Word for word, print all of the entries below.

*** Data under study

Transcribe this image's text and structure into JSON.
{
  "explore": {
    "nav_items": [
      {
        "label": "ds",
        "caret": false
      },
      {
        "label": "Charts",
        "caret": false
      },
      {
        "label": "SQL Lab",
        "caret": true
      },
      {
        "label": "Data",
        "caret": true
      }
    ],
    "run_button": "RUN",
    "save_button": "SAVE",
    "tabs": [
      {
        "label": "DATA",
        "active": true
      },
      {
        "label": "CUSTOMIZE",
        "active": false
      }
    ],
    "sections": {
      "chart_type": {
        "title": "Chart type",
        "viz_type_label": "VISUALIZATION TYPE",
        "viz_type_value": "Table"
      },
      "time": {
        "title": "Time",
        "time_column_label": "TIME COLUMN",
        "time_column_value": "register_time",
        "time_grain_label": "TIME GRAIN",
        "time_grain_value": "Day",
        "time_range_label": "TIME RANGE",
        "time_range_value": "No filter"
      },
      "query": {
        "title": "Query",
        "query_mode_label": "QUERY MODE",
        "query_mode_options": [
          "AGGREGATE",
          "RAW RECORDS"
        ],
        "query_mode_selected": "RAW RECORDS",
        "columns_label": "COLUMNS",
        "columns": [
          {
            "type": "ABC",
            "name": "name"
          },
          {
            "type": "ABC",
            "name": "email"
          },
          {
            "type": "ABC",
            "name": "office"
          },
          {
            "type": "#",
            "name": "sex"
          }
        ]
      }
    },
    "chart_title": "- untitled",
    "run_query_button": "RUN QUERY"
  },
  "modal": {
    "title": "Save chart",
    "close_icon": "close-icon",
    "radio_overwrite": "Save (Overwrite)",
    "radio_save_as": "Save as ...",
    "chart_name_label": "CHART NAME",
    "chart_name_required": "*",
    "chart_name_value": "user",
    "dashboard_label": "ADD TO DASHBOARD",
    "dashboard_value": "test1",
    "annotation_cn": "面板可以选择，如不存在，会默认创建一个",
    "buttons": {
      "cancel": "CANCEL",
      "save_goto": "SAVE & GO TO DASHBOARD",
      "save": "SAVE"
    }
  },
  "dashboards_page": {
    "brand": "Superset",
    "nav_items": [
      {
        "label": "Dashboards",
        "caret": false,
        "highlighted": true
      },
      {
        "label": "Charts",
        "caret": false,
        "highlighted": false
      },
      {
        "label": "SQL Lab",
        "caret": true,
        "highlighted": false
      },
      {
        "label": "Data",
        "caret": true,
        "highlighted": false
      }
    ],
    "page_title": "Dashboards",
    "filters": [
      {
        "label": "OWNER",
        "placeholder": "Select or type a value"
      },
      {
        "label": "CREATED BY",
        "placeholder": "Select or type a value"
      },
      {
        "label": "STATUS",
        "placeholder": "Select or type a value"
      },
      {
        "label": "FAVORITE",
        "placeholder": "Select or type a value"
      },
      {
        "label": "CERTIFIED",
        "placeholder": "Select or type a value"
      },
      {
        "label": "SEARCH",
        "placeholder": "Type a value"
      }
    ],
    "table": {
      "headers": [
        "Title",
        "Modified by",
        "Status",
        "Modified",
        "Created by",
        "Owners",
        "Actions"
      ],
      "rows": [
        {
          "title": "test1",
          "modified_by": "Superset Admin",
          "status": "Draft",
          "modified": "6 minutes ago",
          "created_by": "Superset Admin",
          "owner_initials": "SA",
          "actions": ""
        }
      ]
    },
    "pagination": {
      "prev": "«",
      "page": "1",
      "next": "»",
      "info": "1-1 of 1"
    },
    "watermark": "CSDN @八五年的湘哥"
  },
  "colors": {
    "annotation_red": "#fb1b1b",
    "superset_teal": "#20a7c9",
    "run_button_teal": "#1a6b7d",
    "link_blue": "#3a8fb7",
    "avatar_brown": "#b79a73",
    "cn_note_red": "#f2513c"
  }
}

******

Response area:
Transcribe this image's text and structure into JSON.
{
  "explore": {
    "nav_items": [
      {
        "label": "ds",
        "caret": false
      },
      {
        "label": "Charts",
        "caret": false
      },
      {
        "label": "SQL Lab",
        "caret": true
      },
      {
        "label": "Data",
        "caret": true
      }
    ],
    "run_button": "RUN",
    "save_button": "SAVE",
    "tabs": [
      {
        "label": "DATA",
        "active": true
      },
      {
        "label": "CUSTOMIZE",
        "active": false
      }
    ],
    "sections": {
      "chart_type": {
        "title": "Chart type",
        "viz_type_label": "VISUALIZATION TYPE",
        "viz_type_value": "Table"
      },
      "time": {
        "title": "Time",
        "time_column_label": "TIME COLUMN",
        "time_column_value": "register_time",
        "time_grain_label": "TIME GRAIN",
        "time_grain_value": "Day",
        "time_range_label": "TIME RANGE",
        "time_range_value": "No filter"
      },
      "query": {
        "title": "Query",
        "query_mode_label": "QUERY MODE",
        "query_mode_options": [
          "AGGREGATE",
          "RAW RECORDS"
        ],
        "query_mode_selected": "RAW RECORDS",
        "columns_label": "COLUMNS",
        "columns": [
          {
            "type": "ABC",
            "name": "name"
          },
          {
            "type": "ABC",
            "name": "email"
          },
          {
            "type": "ABC",
            "name": "office"
          },
          {
            "type": "#",
            "name": "sex"
          }
        ]
      }
    },
    "chart_title": "- untitled",
    "run_query_button": "RUN QUERY"
  },
  "modal": {
    "title": "Save chart",
    "close_icon": "close-icon",
    "radio_overwrite": "Save (Overwrite)",
    "radio_save_as": "Save as ...",
    "chart_name_label": "CHART NAME",
    "chart_name_required": "*",
    "chart_name_value": "user",
    "dashboard_label": "ADD TO DASHBOARD",
    "dashboard_value": "test1",
    "annotation_cn": "面板可以选择，如不存在，会默认创建一个",
    "buttons": {
      "cancel": "CANCEL",
      "save_goto": "SAVE & GO TO DASHBOARD",
      "save": "SAVE"
    }
  },
  "dashboards_page": {
    "brand": "Superset",
    "nav_items": [
      {
        "label": "Dashboards",
        "caret": false,
        "highlighted": true
      },
      {
        "label": "Charts",
        "caret": false,
        "highlighted": false
      },
      {
        "label": "SQL Lab",
        "caret": true,
        "highlighted": false
      },
      {
        "label": "Data",
        "caret": true,
        "highlighted": false
      }
    ],
    "page_title": "Dashboards",
    "filters": [
      {
        "label": "OWNER",
        "placeholder": "Select or type a value"
      },
      {
        "label": "CREATED BY",
        "placeholder": "Select or type a value"
      },
      {
        "label": "STATUS",
        "placeholder": "Select or type a value"
      },
      {
        "label": "FAVORITE",
        "placeholder": "Select or type a value"
      },
      {
        "label": "CERTIFIED",
        "placeholder": "Select or type a value"
      },
      {
        "label": "SEARCH",
        "placeholder": "Type a value"
      }
    ],
    "table": {
      "headers": [
        "Title",
        "Modified by",
        "Status",
        "Modified",
        "Created by",
        "Owners",
        "Actions"
      ],
      "rows": [
        {
          "title": "test1",
          "modified_by": "Superset Admin",
          "status": "Draft",
          "modified": "6 minutes ago",
          "created_by": "Superset Admin",
          "owner_initials": "SA",
          "actions": ""
        }
      ]
    },
    "pagination": {
      "prev": "«",
      "page": "1",
      "next": "»",
      "info": "1-1 of 1"
    },
    "watermark": "CSDN @八五年的湘哥"
  },
  "colors": {
    "annotation_red": "#fb1b1b",
    "superset_teal": "#20a7c9",
    "run_button_teal": "#1a6b7d",
    "link_blue": "#3a8fb7",
    "avatar_brown": "#b79a73",
    "cn_note_red": "#f2513c"
  }
}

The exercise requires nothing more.